Provided information:
# # # # #

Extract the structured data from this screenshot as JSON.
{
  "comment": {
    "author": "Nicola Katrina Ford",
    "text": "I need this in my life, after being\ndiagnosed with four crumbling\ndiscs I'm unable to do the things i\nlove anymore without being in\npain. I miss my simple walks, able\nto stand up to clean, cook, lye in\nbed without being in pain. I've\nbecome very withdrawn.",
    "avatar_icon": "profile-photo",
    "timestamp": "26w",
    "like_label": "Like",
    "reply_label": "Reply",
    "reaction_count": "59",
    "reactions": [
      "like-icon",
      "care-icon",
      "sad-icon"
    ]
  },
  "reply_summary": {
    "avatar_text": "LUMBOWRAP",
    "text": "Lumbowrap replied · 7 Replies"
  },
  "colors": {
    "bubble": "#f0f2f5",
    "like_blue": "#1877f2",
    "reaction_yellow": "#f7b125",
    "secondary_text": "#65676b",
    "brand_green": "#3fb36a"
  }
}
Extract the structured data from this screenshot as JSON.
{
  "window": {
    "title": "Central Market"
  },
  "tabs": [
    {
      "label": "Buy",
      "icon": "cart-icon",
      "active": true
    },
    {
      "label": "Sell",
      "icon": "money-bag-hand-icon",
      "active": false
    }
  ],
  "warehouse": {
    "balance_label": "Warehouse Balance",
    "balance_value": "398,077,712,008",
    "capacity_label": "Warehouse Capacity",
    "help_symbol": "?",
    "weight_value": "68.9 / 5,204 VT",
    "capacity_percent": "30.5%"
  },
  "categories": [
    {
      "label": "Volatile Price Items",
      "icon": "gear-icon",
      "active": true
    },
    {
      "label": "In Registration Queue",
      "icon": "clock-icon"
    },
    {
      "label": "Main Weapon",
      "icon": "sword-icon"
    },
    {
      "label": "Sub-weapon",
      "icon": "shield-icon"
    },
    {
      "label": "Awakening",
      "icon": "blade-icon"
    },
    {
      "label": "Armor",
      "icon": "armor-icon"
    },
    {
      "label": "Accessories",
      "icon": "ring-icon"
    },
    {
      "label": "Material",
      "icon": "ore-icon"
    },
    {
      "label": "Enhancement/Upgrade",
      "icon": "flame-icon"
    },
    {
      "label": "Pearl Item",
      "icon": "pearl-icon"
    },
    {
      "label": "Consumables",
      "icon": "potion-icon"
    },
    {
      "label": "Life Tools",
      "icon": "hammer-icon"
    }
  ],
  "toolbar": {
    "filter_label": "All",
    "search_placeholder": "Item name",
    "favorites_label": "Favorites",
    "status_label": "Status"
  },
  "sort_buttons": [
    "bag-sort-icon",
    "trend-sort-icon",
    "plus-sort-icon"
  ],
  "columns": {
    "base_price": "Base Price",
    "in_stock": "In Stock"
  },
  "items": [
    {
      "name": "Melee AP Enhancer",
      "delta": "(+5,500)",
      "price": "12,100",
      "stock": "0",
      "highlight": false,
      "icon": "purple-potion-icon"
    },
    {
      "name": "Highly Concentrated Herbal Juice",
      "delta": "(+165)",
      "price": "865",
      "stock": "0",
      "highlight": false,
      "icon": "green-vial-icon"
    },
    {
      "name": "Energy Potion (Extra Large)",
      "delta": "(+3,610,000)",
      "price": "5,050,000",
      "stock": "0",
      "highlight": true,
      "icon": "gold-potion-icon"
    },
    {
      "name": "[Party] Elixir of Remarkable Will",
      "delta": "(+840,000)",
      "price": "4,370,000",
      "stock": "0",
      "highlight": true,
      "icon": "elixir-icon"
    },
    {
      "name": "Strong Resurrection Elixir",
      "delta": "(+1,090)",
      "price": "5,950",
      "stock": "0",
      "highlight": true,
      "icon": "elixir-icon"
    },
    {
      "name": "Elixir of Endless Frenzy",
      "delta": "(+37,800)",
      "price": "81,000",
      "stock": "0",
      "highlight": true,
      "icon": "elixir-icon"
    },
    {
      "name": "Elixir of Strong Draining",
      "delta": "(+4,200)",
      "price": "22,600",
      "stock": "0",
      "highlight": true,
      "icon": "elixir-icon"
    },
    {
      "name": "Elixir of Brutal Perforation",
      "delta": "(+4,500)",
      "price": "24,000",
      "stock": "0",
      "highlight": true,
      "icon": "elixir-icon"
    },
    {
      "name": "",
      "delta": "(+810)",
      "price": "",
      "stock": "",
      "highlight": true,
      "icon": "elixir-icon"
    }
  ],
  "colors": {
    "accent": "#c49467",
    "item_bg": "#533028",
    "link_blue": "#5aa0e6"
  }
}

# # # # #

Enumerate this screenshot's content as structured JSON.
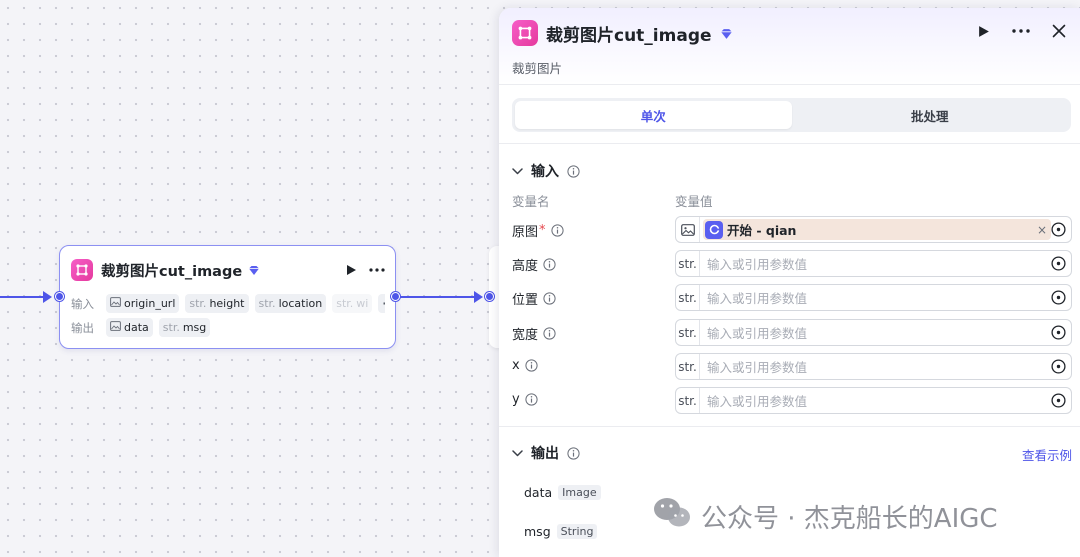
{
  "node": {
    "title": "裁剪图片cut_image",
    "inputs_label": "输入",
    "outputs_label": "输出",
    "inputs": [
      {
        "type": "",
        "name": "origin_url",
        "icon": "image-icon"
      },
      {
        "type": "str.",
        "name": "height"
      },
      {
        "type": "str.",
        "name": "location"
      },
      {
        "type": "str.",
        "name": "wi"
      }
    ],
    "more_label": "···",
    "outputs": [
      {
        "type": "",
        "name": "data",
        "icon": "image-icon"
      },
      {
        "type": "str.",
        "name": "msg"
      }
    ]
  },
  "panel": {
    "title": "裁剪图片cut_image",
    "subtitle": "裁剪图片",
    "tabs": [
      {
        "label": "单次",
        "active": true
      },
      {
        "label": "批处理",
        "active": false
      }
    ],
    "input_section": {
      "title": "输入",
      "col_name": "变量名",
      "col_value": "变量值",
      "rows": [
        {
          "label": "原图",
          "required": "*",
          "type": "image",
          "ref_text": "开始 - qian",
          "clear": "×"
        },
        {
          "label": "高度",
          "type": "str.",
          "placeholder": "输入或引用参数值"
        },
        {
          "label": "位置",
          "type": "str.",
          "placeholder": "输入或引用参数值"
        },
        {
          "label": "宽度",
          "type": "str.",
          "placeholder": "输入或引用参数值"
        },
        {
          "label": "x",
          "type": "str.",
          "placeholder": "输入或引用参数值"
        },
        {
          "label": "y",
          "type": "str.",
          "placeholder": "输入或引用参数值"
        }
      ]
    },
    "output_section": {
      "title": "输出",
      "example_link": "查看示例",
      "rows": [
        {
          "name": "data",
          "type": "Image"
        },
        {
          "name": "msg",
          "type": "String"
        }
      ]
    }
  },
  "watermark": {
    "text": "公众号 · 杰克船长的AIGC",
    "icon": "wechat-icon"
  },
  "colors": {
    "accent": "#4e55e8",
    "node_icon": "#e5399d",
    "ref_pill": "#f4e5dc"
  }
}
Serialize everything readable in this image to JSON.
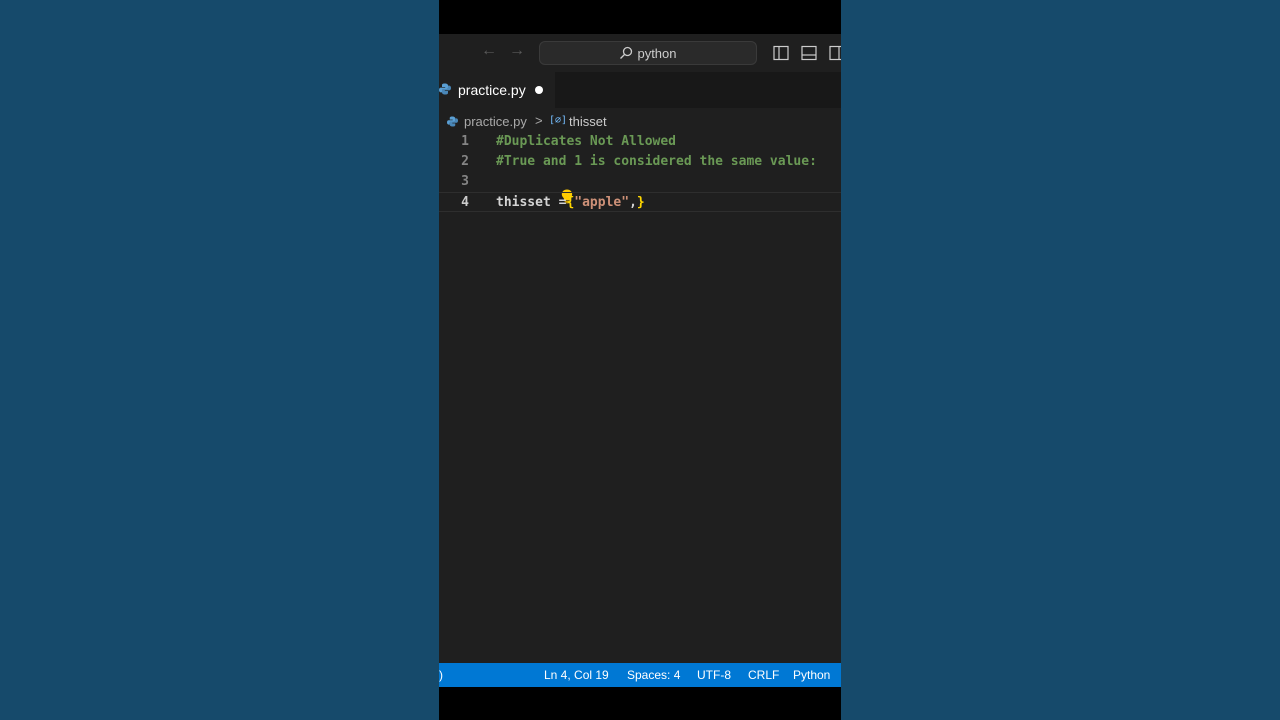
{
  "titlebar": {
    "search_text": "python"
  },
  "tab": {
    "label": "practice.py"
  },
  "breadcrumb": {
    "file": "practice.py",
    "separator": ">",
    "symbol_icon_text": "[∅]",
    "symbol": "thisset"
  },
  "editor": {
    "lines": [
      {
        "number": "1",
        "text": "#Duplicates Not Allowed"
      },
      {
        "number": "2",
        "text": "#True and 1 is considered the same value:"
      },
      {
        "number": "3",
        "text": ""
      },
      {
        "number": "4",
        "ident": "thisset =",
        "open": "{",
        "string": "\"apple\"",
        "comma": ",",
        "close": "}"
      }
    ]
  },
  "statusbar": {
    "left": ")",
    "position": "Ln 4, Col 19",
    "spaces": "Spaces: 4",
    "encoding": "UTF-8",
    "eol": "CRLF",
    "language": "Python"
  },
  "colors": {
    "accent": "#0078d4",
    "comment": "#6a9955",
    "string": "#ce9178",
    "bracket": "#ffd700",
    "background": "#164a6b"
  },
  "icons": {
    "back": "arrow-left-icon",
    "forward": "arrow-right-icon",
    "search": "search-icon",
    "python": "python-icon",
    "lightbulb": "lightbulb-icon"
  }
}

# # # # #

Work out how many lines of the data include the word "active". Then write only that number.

Response: 5